‘Debt, Duty, and Obligation’: MLK keynote, Cobb, says the ‘movement continues today’

Jackson State University held its 55th Annual Dr. Martin Luther King Jr. Birthday Convocation at the M.W. Stringer Grand Lodge on Friday. Community leaders, guests, politicians, and JSU students, faculty and staff entered to the sound of Dr. King’s “I Have A Dream” speech echoing throughout the auditorium while videos and images from some of King’s most iconic moments were displayed on projectors at the front of the room.  

“Nearly 55 years have passed since the ultimate death of Dr. Martin Luther King, Jr., yet his words, his legacy, and the movement are just as meaningful and prevalent today as they were during the peak of the civil rights movement,” said Jennifer Young Wallace, Ph.D., JSU associate professor of educational administration and advisory board secretary of the Margaret Walker Center Advisory Council.

During his welcome, JSU President Thomas K. Hudson, J.D., reminded the audience of the significant role that the M.W. Stringer Grand Lodge played during the Civil Rights Movement, reaffirming its selection as the venue for this year’s the MLK celebration.  

“These are indeed hallowed grounds in which we stand. A safe space where civil rights leaders met and organized, where Dr. Martin Luther King stood and spoke, and where our very own Medgar Evers was memorialized,” Hudson said. “It is appropriate that we honor these spaces, not as a museum frozen in time, but as living, breathing monuments of history.” 

Hudson encouraged members of the audience to duplicate the examples that King established in how he “provoked action.” He further reminded listeners that as a community we must “stand on our character, be unyielding in truth, and unbreakable in spirit” to cultivate the next generation of students who are the future leaders and inspirers of the nation and the world. 

Mayor Chokwe Antar Lumumba offered greetings on behalf of the City of Jackson. He emphasized how today’s social justice issues aren’t so distant from what the citizens and leaders of the civil rights movement experienced 50 years ago.
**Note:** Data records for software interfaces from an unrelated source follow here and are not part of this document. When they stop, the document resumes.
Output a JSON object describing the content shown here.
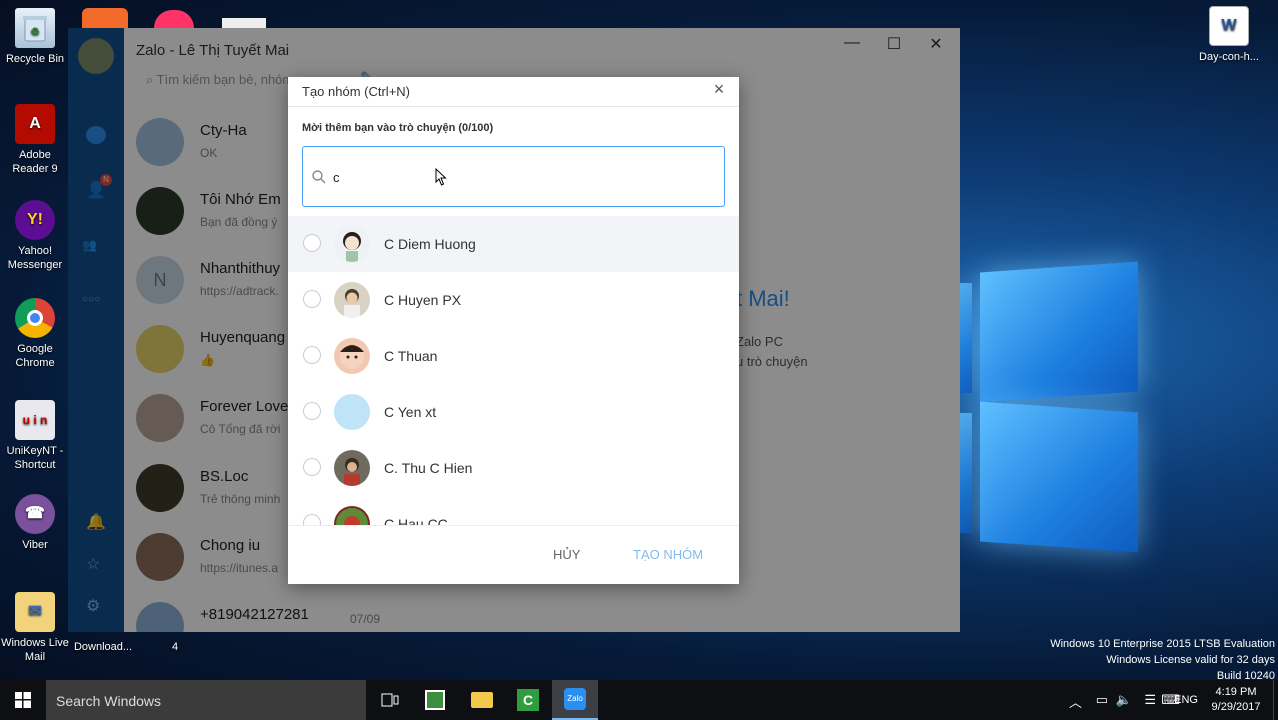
{
  "desktop": {
    "icons": [
      {
        "label": "Recycle Bin",
        "icon": "recycle-bin-icon"
      },
      {
        "label": "Adobe Reader 9",
        "icon": "adobe-reader-icon"
      },
      {
        "label": "Yahoo! Messenger",
        "icon": "yahoo-messenger-icon"
      },
      {
        "label": "Google Chrome",
        "icon": "chrome-icon"
      },
      {
        "label": "UniKeyNT - Shortcut",
        "icon": "unikey-icon"
      },
      {
        "label": "Viber",
        "icon": "viber-icon"
      },
      {
        "label": "Windows Live Mail",
        "icon": "mail-icon"
      },
      {
        "label": "Download...",
        "icon": "folder-icon"
      },
      {
        "label": "4",
        "icon": "file-icon"
      },
      {
        "label": "Day-con-h...",
        "icon": "word-doc-icon"
      }
    ]
  },
  "zalo": {
    "title": "Zalo - Lê Thị Tuyết Mai",
    "search_placeholder": "Tìm kiếm bạn bè, nhóm...",
    "conversations": [
      {
        "name": "Cty-Ha",
        "snippet": "OK"
      },
      {
        "name": "Tôi Nhớ Em",
        "snippet": "Bạn đã đồng ý"
      },
      {
        "name": "Nhanthithuy",
        "snippet": "https://adtrack.",
        "initial": "N"
      },
      {
        "name": "Huyenquang",
        "snippet": "👍"
      },
      {
        "name": "Forever Love",
        "snippet": "Cô Tống đã rời"
      },
      {
        "name": "BS.Loc",
        "snippet": "Trẻ thông minh"
      },
      {
        "name": "Chong iu",
        "snippet": "https://itunes.a"
      },
      {
        "name": "+819042127281",
        "snippet": "",
        "date": "07/09"
      }
    ],
    "welcome_title": "t Mai!",
    "welcome_line1": "Zalo PC",
    "welcome_line2": "u trò chuyện"
  },
  "dialog": {
    "title": "Tạo nhóm (Ctrl+N)",
    "subtitle": "Mời thêm bạn vào trò chuyện (0/100)",
    "search_value": "c",
    "contacts": [
      {
        "name": "C Diem Huong",
        "avatar_color": "#e9eef2",
        "highlighted": true
      },
      {
        "name": "C Huyen PX",
        "avatar_color": "#d8d3c2",
        "highlighted": false
      },
      {
        "name": "C Thuan",
        "avatar_color": "#f2c9b0",
        "highlighted": false
      },
      {
        "name": "C Yen xt",
        "avatar_color": "#bfe3f7",
        "highlighted": false
      },
      {
        "name": "C. Thu C Hien",
        "avatar_color": "#6f6a5e",
        "highlighted": false
      },
      {
        "name": "C Hau CC",
        "avatar_color": "#7a2b1e",
        "highlighted": false
      }
    ],
    "cancel_label": "HỦY",
    "create_label": "TẠO NHÓM"
  },
  "taskbar": {
    "search_placeholder": "Search Windows",
    "language": "ENG",
    "time": "4:19 PM",
    "date": "9/29/2017"
  },
  "watermark": {
    "line1": "Windows 10 Enterprise 2015 LTSB Evaluation",
    "line2": "Windows License valid for 32 days",
    "line3": "Build 10240"
  }
}
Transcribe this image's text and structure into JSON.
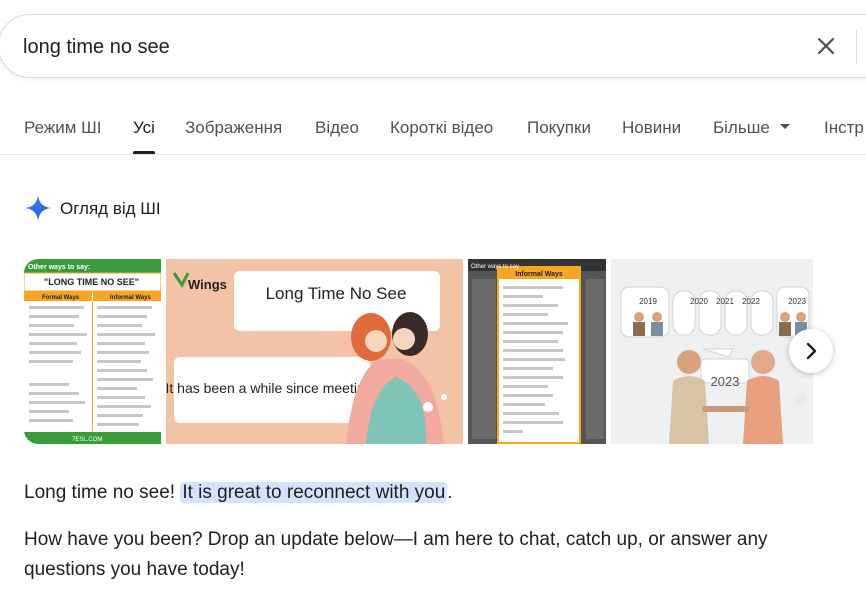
{
  "search": {
    "query": "long time no see",
    "clear_label": "Clear"
  },
  "tabs": [
    {
      "label": "Режим ШІ"
    },
    {
      "label": "Усі"
    },
    {
      "label": "Зображення"
    },
    {
      "label": "Відео"
    },
    {
      "label": "Короткі відео"
    },
    {
      "label": "Покупки"
    },
    {
      "label": "Новини"
    },
    {
      "label": "Більше"
    },
    {
      "label": "Інстр"
    }
  ],
  "ai_overview": {
    "title": "Огляд від ШІ",
    "icon": "sparkle-icon"
  },
  "images": {
    "thumb1": {
      "banner": "Other ways to say:",
      "title": "\"LONG TIME NO SEE\"",
      "col1": "Formal Ways",
      "col2": "Informal Ways",
      "footer": "7ESL.COM"
    },
    "thumb2": {
      "logo": "Wings",
      "phrase": "Long Time No See",
      "caption": "It has been a while since meeting"
    },
    "thumb3": {
      "banner": "Other ways to say",
      "col": "Informal Ways"
    },
    "thumb4": {
      "years": [
        "2019",
        "2020",
        "2021",
        "2022",
        "2023"
      ],
      "big_year": "2023"
    },
    "next_icon": "chevron-right-icon"
  },
  "answer": {
    "plain": "Long time no see! ",
    "highlight": "It is great to reconnect with you",
    "end": ".",
    "paragraph2": "How have you been? Drop an update below—I am here to chat, catch up, or answer any questions you have today!"
  },
  "colors": {
    "highlight": "#d3e3fd",
    "green": "#3a9b3a",
    "orange": "#f5a623",
    "peach": "#f2c3a5"
  }
}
“When I think, today, about the issues of people not having security of things like water, which is certainly a subject that we broach every day. When certain parts of our city have the security of it, while other parts of our city don’t, that seems to remind me of things like ‘separate but equal,’” said Lumumba, who added that although “this can become somewhat of a perfunctory exercise…it is important that we understand, as it has been said previously, that those who do not know their history are bound to repeat it.” 

The convocation keynote speaker, activist-journalist Charlie Cobb, reflected on his time and role during the civil rights movement, and ultimately his time in Mississippi. Cobb was born in Washington, D.C., but credits his “birth” to the Mississippi Delta.

“I want to spend the bulk of my time here elaborating on the movement. In particular, the organizing tradition of the movement that was so deeply rooted in this state,” said Cobb. “In the minds of many people, the movement is thought of as mass protests in public spaces led by charismatic leaders. That is only partly true.”

He added, “returning to this state, I always feel I’ve come back home. In many ways who I am today begins in Mississippi,” said Cobb.

Cobb recalled that while traveling to Houston, Texas for a civil rights conference, his bus stopped in Jackson, Mississippi. There he encountered two strong-minded students from Tougaloo College who challenged his motives while standing in a historic state such as Mississippi. During this time in Cobb’s youth, the murder of Emmit Till had transpired along with numerous protests and sit-ins that Cobb said was only “partly” the movement.

“‘We’re doing stuff in Mississippi. So, if you want to do something then stay with us,’” said one of the students to Cobb. He went on to spend the next five years in Mississippi. 

Throughout his speech, Cobb shared the stories and words of many activists, known and unknown, who experienced violent racism and segregation firsthand. In one particular story, Cobb was arrested while a group of citizens tried to register to vote. He reminded the audience that what we’re seeing today “is definitely not new.” 

“Night riders came through and shot up the Black community, and I was arrested for the shooting by the mayor, who said that I had done it to gain publicity for a failing movement.” 

As Cobb closed, he left the audience with these words. 

“In the United States today, with civil rights and civil liberties so well known, the most important lesson in the civil rights movement is still relevant. You have to make a demand for the kind of society in which you want to live, especially if you want to live in a free society. As we used to say, ‘freedom is not free,’” Cobb said. “What we learned in the passage of time from Martin Luther King’s emergence to the now Black Lives Matter is that the emergence of ordinary people, leaders, and spokespeople force change. People who keep their eyes on the prize, and today this need is more urgent than it has ever been, and perhaps more possible.”

Robert Luckett, Ph.D., director of the Margaret Walker Center at Jackson State University, addressed the audience following Cobb.

“I often get asked, ‘why isn’t there a movement like there was in the 1960s,’ and I say to people all the time ‘you’re just not paying attention,’” Luckett said, turning to Cobb. “Thank you for reminding us that the movement continues today.”